Johnson & Johnson's Talc Asbestos Denial is Weak
Lawyers are spinning the results of recent asbestos tests as a positive for the company when they are the straw that broke the camel's $750 million back
Friday, February 28, 2020 - Johnson & Johnson's "asbestos-fre"" categorization of talc's contamination with the cancer-causing compound fails to hold water. There is a huge difference between being "asbestos-free" and testing and not finding the carcinogen. Experts have concluded that the testing methods that Johnson & Johnson and the cosmetics industry have employed to test for asbestos are inadequate and the FDA is on the verge of recommending that the entire cosmetics industry use the Heavy Liquid Separation (HLS) asbestos testing technique which is a more sensitive method than used in the industry. Talcum powder cancer lawsuit lawyers offer a free no obligation consultation before filing a claim and do not collect any money unless they win a case for you.
Johnson & Johnson recently told CNBC that the world's most popular baby powder was completely safe despite the FDA tests showing otherwise. One should keep in mind that experts agree that there is no safe level of asbestos. "Johnson & Johnson said ... that more tests showed that Johnson's Baby Powder was free of asbestos after U.S. Food and Drug Administration investigations had found trace amounts of the material." Not finding asbestos is much different than the product being free of the substance as microscopically small samples are tested. More strict tests of Johnson's Baby powder and talc-based cosmetics products nearly always come back positive for asbestos. The recent tests that denied the FDA reports read like a page from 1984 stating that "company-sponsored independent tests found no trace of asbestos on the same samples that the FDA used, "except a little that could have come from an old air conditioning unit in the lab where the tests were conducted." (1) Asbestos and talc are mined in open-pit mines adjacent to one another all over the world and the minerals are blasted with explosives into the air and carried to settle and intermingle with each other. Entire towns in the neighborhoods where people live and work near open-pit asbestos mines have developed extremely high numbers of mesothelioma cases. Johnson & Johnson may want to replace the iconic baby image on bottles of Johnson's Baby Powder with one of George Orwell.
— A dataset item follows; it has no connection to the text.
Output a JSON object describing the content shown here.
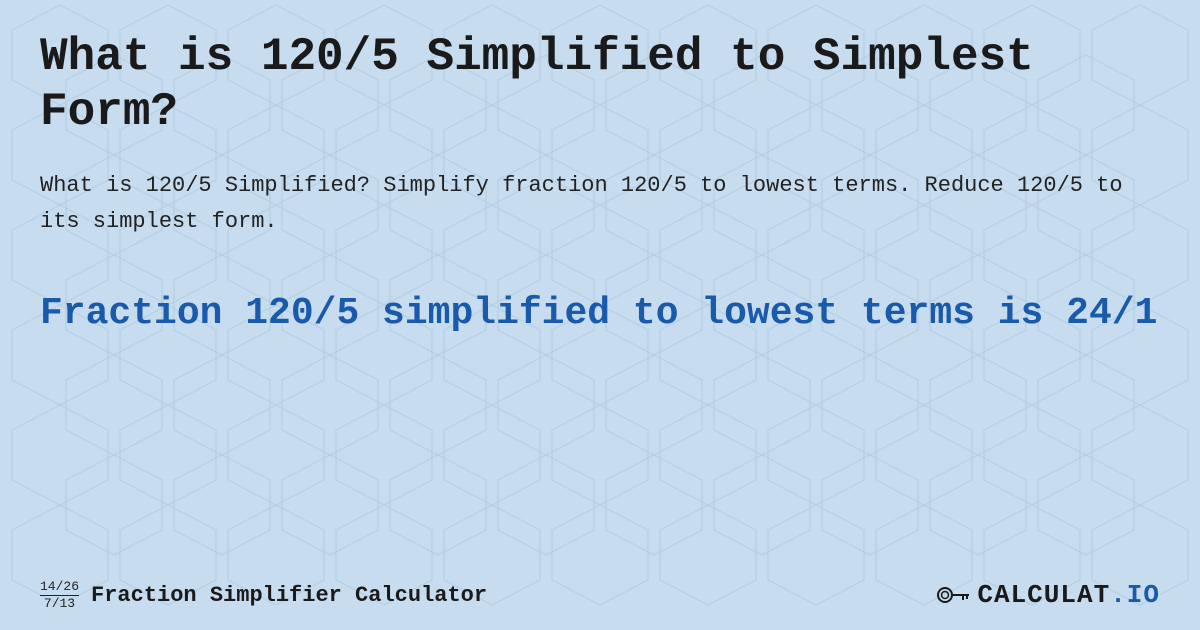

Dr. Longo made his opinions about talc being contaminated with asbestos crystal clear in testimony before a Congressional Committee convened to address the subject recently. Mesothelioma.com reported on the testimony: "analyzed samples of Johnson & Johnson's baby powder from the 1940s to the 2000s, along with the company's current products. He tested the products for asbestos using the Heavy Liquid Separation (HLS) technique, which is more sensitive than the testing methods used by Johnson & Johnson. Overall, Dr. Longo discovered 65% of all samples tested positive for asbestos."
Dr. Longo testified: "The cosmetic talc industry has, in that time, accumulated hundreds, if not thousands of testing results that report no detectable or quantifiable asbestos. These reports, regarded by the manufacturers as "negative," are very misleading as they result from analytical and methodological techniques with poor detection limits."